Emit the entire listing verbatim.

□ □ □

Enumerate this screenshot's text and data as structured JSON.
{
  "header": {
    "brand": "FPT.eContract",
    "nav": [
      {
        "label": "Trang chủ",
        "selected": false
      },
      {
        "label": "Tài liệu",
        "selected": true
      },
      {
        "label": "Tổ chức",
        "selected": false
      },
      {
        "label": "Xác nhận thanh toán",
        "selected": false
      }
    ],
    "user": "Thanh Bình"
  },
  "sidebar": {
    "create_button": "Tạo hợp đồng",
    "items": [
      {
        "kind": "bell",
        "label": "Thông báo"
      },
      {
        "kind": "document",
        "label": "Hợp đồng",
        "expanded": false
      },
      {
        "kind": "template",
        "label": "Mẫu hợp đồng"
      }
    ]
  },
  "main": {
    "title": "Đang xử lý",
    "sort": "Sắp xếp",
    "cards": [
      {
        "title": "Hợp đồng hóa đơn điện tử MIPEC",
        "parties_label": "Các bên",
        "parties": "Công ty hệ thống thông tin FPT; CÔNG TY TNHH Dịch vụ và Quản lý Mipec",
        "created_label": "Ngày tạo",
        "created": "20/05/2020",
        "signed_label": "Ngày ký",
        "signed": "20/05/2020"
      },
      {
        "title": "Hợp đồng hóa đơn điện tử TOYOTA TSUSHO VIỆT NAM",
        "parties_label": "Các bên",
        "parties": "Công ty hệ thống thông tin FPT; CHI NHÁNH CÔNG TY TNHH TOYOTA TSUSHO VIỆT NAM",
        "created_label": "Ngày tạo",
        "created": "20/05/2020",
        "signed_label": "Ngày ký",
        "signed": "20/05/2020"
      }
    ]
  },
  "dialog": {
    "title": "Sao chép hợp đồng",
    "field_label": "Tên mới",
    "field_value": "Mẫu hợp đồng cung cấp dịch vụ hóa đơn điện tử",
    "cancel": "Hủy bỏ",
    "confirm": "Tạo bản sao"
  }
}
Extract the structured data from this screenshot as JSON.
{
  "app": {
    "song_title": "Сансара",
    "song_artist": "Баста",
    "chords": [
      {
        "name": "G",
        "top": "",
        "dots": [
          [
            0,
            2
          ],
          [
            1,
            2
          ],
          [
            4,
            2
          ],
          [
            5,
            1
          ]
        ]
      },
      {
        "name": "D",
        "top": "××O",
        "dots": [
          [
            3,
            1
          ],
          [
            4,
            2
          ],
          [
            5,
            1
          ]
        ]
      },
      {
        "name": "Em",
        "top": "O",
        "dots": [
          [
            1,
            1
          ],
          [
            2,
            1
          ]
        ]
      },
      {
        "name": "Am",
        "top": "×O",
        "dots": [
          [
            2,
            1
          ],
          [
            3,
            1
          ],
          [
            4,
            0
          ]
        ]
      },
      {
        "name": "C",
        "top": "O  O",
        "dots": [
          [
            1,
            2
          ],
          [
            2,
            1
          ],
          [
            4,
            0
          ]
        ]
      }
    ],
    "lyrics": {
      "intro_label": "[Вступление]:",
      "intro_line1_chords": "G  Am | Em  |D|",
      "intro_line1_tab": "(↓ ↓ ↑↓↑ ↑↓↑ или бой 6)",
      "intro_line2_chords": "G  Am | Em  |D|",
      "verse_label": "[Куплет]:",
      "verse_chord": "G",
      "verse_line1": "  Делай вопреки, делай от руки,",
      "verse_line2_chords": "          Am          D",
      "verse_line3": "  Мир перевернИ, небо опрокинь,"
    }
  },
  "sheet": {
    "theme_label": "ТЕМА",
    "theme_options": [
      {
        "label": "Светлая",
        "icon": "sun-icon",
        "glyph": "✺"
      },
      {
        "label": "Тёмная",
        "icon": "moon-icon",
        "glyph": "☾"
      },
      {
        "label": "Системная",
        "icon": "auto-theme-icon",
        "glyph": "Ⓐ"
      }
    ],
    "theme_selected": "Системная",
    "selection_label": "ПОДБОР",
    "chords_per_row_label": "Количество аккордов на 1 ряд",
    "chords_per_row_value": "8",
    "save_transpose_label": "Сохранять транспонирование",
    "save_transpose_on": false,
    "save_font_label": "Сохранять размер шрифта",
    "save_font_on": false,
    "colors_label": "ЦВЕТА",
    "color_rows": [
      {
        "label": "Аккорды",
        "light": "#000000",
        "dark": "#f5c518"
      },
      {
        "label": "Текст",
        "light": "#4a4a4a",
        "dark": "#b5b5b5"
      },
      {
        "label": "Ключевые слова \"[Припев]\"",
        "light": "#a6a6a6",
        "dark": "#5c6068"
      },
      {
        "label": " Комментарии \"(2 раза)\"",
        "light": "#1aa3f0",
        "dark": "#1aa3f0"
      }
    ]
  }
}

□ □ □

▶ [Task output]
Enumerate this screenshot's text and data as structured JSON.
{
  "header": {
    "brand": "FPT.eContract",
    "nav": [
      {
        "label": "Trang chủ",
        "selected": false
      },
      {
        "label": "Tài liệu",
        "selected": true
      },
      {
        "label": "Tổ chức",
        "selected": false
      },
      {
        "label": "Xác nhận thanh toán",
        "selected": false
      }
    ],
    "user": "Thanh Bình"
  },
  "sidebar": {
    "create_button": "Tạo hợp đồng",
    "items": [
      {
        "kind": "bell",
        "label": "Thông báo"
      },
      {
        "kind": "document",
        "label": "Hợp đồng",
        "expanded": false
      },
      {
        "kind": "template",
        "label": "Mẫu hợp đồng"
      }
    ]
  },
  "main": {
    "title": "Đang xử lý",
    "sort": "Sắp xếp",
    "cards": [
      {
        "title": "Hợp đồng hóa đơn điện tử MIPEC",
        "parties_label": "Các bên",
        "parties": "Công ty hệ thống thông tin FPT; CÔNG TY TNHH Dịch vụ và Quản lý Mipec",
        "created_label": "Ngày tạo",
        "created": "20/05/2020",
        "signed_label": "Ngày ký",
        "signed": "20/05/2020"
      },
      {
        "title": "Hợp đồng hóa đơn điện tử TOYOTA TSUSHO VIỆT NAM",
        "parties_label": "Các bên",
        "parties": "Công ty hệ thống thông tin FPT; CHI NHÁNH CÔNG TY TNHH TOYOTA TSUSHO VIỆT NAM",
        "created_label": "Ngày tạo",
        "created": "20/05/2020",
        "signed_label": "Ngày ký",
        "signed": "20/05/2020"
      }
    ]
  },
  "dialog": {
    "title": "Sao chép hợp đồng",
    "field_label": "Tên mới",
    "field_value": "Mẫu hợp đồng cung cấp dịch vụ hóa đơn điện tử",
    "cancel": "Hủy bỏ",
    "confirm": "Tạo bản sao"
  }
}
Extract the structured data from this screenshot as JSON.
{
  "app": {
    "song_title": "Сансара",
    "song_artist": "Баста",
    "chords": [
      {
        "name": "G",
        "top": "",
        "dots": [
          [
            0,
            2
          ],
          [
            1,
            2
          ],
          [
            4,
            2
          ],
          [
            5,
            1
          ]
        ]
      },
      {
        "name": "D",
        "top": "××O",
        "dots": [
          [
            3,
            1
          ],
          [
            4,
            2
          ],
          [
            5,
            1
          ]
        ]
      },
      {
        "name": "Em",
        "top": "O",
        "dots": [
          [
            1,
            1
          ],
          [
            2,
            1
          ]
        ]
      },
      {
        "name": "Am",
        "top": "×O",
        "dots": [
          [
            2,
            1
          ],
          [
            3,
            1
          ],
          [
            4,
            0
          ]
        ]
      },
      {
        "name": "C",
        "top": "O  O",
        "dots": [
          [
            1,
            2
          ],
          [
            2,
            1
          ],
          [
            4,
            0
          ]
        ]
      }
    ],
    "lyrics": {
      "intro_label": "[Вступление]:",
      "intro_line1_chords": "G  Am | Em  |D|",
      "intro_line1_tab": "(↓ ↓ ↑↓↑ ↑↓↑ или бой 6)",
      "intro_line2_chords": "G  Am | Em  |D|",
      "verse_label": "[Куплет]:",
      "verse_chord": "G",
      "verse_line1": "  Делай вопреки, делай от руки,",
      "verse_line2_chords": "          Am          D",
      "verse_line3": "  Мир перевернИ, небо опрокинь,"
    }
  },
  "sheet": {
    "theme_label": "ТЕМА",
    "theme_options": [
      {
        "label": "Светлая",
        "icon": "sun-icon",
        "glyph": "✺"
      },
      {
        "label": "Тёмная",
        "icon": "moon-icon",
        "glyph": "☾"
      },
      {
        "label": "Системная",
        "icon": "auto-theme-icon",
        "glyph": "Ⓐ"
      }
    ],
    "theme_selected": "Системная",
    "selection_label": "ПОДБОР",
    "chords_per_row_label": "Количество аккордов на 1 ряд",
    "chords_per_row_value": "8",
    "save_transpose_label": "Сохранять транспонирование",
    "save_transpose_on": false,
    "save_font_label": "Сохранять размер шрифта",
    "save_font_on": false,
    "colors_label": "ЦВЕТА",
    "color_rows": [
      {
        "label": "Аккорды",
        "light": "#000000",
        "dark": "#f5c518"
      },
      {
        "label": "Текст",
        "light": "#4a4a4a",
        "dark": "#b5b5b5"
      },
      {
        "label": "Ключевые слова \"[Припев]\"",
        "light": "#a6a6a6",
        "dark": "#5c6068"
      },
      {
        "label": " Комментарии \"(2 раза)\"",
        "light": "#1aa3f0",
        "dark": "#1aa3f0"
      }
    ]
  }
}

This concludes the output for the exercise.